Earlier, more than 100 diplomats from 40 nations walked out as Russian Foreign Minister Sergey Lavrov was addressing the UN body in a taped message. The UN Human Rights Council, meanwhile, opened its investigation of alleged human rights violations by Russia in Ukraine, following a similar probe by the International Criminal Court.

US President Joe Biden was scheduled to announce a US ban on Russian oil imports Tuesday, but this is not expected to put much pressure on Russia (US accounts for only 5% of Russian oil imports) unless European countries join the ban.

Even the historically neutral Switzerland, which stayed neutral through the two world wars until now, has come out to condemn Russia and imposed its own sanctions.

The US and its allies have also imposed sanctions, frozen assets and seized yachts and mansions of Russian oligarchs, who are now reportedly feeling the pinch and trying to convince Putin to stop his war.

But all these sanctions haven’t deterred Putin from continuing his aggression, which has attacked civilian targets in an obvious effort to destroy the spirit of the brave Ukrainian people and force them to give up the fight. He has defied Russian war protesters and jailed hundreds of them instead. He has become a true clone of Hitler, who defied his top generals to continue his misguided aggression and ended up shooting himself in a lonely bunker under Berlin as the Allies closed in.
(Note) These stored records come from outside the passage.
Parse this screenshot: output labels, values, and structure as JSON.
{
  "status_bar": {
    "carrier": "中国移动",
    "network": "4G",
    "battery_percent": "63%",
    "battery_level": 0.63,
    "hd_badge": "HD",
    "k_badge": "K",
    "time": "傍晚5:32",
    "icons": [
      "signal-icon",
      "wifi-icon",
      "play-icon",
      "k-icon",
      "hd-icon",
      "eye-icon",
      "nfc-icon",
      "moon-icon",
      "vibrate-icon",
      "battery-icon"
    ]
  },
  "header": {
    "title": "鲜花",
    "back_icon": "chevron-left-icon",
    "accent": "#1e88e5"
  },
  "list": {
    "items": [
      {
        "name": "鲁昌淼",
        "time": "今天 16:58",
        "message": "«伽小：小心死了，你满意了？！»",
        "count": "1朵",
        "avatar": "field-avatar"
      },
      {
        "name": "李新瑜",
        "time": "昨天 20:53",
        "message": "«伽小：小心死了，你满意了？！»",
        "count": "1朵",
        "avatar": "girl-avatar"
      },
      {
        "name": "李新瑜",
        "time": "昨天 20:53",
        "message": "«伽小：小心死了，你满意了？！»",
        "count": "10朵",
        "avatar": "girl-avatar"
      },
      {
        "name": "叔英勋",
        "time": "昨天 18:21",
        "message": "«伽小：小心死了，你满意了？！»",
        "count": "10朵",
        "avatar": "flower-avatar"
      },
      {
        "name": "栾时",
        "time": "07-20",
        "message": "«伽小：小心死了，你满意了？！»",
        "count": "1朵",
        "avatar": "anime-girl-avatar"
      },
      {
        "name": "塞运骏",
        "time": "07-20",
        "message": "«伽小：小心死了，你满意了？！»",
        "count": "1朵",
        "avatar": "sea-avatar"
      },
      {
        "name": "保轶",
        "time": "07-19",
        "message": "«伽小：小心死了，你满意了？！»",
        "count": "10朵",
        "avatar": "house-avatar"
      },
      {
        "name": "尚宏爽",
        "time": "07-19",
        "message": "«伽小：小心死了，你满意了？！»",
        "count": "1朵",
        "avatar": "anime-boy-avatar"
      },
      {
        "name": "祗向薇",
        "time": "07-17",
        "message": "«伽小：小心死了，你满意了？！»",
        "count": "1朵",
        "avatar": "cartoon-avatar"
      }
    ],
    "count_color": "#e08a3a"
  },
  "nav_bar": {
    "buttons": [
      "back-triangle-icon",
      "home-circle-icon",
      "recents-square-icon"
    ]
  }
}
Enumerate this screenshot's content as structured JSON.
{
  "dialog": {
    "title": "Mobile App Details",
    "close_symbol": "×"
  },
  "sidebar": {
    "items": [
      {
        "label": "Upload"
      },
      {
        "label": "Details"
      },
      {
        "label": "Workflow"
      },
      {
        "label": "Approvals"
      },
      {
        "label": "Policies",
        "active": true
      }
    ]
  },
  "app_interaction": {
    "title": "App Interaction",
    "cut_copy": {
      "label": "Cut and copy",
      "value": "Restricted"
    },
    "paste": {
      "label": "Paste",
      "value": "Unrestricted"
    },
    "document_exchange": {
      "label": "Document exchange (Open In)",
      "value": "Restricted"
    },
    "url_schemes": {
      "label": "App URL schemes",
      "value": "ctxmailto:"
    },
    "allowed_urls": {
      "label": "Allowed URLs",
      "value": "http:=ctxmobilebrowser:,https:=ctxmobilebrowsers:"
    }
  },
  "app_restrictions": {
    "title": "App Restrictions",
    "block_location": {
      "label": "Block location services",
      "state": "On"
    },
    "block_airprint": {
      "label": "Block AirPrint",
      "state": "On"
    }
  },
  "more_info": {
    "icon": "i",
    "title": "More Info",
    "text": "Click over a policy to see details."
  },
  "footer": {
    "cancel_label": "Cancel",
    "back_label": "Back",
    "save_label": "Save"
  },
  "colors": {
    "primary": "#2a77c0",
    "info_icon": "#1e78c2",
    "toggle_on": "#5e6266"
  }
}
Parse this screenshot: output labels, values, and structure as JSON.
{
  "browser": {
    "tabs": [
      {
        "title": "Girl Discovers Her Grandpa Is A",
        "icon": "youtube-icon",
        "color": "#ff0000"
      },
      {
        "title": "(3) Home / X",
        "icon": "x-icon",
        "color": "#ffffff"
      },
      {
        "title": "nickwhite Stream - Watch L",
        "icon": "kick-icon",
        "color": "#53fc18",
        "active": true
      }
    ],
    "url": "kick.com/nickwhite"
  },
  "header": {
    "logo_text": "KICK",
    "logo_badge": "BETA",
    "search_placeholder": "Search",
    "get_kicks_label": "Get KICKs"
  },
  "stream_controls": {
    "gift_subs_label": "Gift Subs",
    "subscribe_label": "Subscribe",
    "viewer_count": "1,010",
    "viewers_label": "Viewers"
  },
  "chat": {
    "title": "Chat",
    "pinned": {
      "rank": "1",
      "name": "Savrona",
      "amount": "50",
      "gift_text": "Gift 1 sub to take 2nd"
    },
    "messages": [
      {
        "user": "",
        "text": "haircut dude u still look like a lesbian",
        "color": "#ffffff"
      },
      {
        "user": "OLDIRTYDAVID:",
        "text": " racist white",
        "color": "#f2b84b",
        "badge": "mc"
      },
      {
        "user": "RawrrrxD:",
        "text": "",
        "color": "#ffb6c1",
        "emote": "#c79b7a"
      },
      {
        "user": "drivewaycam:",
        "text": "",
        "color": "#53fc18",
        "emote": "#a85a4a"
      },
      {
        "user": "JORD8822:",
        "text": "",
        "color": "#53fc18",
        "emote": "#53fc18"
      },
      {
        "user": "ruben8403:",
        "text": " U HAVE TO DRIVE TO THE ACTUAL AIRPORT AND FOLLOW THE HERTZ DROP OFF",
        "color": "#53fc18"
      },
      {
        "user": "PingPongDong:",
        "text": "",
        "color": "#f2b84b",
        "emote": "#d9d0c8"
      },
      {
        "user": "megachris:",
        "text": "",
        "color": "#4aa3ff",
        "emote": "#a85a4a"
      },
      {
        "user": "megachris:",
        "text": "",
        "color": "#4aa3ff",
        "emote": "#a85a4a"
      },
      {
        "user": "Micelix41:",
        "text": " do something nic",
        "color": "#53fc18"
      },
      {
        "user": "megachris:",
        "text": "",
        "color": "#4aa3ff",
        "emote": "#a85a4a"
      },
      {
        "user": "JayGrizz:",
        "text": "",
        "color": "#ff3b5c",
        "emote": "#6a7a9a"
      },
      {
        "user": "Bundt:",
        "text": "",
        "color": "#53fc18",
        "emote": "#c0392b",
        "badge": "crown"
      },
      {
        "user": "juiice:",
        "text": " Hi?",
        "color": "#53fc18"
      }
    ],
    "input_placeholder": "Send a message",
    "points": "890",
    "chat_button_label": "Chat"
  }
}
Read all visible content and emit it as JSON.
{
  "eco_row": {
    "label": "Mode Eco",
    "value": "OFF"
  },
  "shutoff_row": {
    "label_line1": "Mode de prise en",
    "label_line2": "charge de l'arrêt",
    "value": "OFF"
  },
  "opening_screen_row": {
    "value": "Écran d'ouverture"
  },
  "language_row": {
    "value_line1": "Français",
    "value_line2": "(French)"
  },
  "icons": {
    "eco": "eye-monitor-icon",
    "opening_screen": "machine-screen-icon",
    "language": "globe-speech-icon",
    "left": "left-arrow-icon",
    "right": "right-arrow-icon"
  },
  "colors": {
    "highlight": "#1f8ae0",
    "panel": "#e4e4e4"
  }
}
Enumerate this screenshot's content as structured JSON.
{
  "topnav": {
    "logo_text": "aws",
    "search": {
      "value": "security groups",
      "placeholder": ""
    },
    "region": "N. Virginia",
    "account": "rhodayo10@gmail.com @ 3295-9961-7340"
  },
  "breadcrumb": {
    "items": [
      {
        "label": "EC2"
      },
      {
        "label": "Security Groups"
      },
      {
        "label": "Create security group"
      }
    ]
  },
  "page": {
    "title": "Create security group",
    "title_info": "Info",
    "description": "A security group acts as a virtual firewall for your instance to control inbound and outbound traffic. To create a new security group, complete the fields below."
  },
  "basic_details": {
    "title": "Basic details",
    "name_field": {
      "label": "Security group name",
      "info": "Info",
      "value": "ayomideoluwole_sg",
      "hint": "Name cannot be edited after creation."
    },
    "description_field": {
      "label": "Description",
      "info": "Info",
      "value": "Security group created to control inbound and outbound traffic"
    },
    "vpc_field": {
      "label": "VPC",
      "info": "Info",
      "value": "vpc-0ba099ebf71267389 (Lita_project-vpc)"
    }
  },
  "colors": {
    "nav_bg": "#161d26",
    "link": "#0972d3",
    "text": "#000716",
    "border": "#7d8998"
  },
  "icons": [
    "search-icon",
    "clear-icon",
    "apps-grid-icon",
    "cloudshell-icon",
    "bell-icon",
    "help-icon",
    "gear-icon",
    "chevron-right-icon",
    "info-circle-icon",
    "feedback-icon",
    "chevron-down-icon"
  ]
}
Putin may win the war in Ukraine, but the long-term effect of the sanctions and the isolation of Russia will in eventually take its toll on Putin and the Russian people. To paraphrase Roosevelt, Putin and his unprovoked invasion of Ukraine will live in infamy. It will also be remembered as the day the world united to repulse aggression.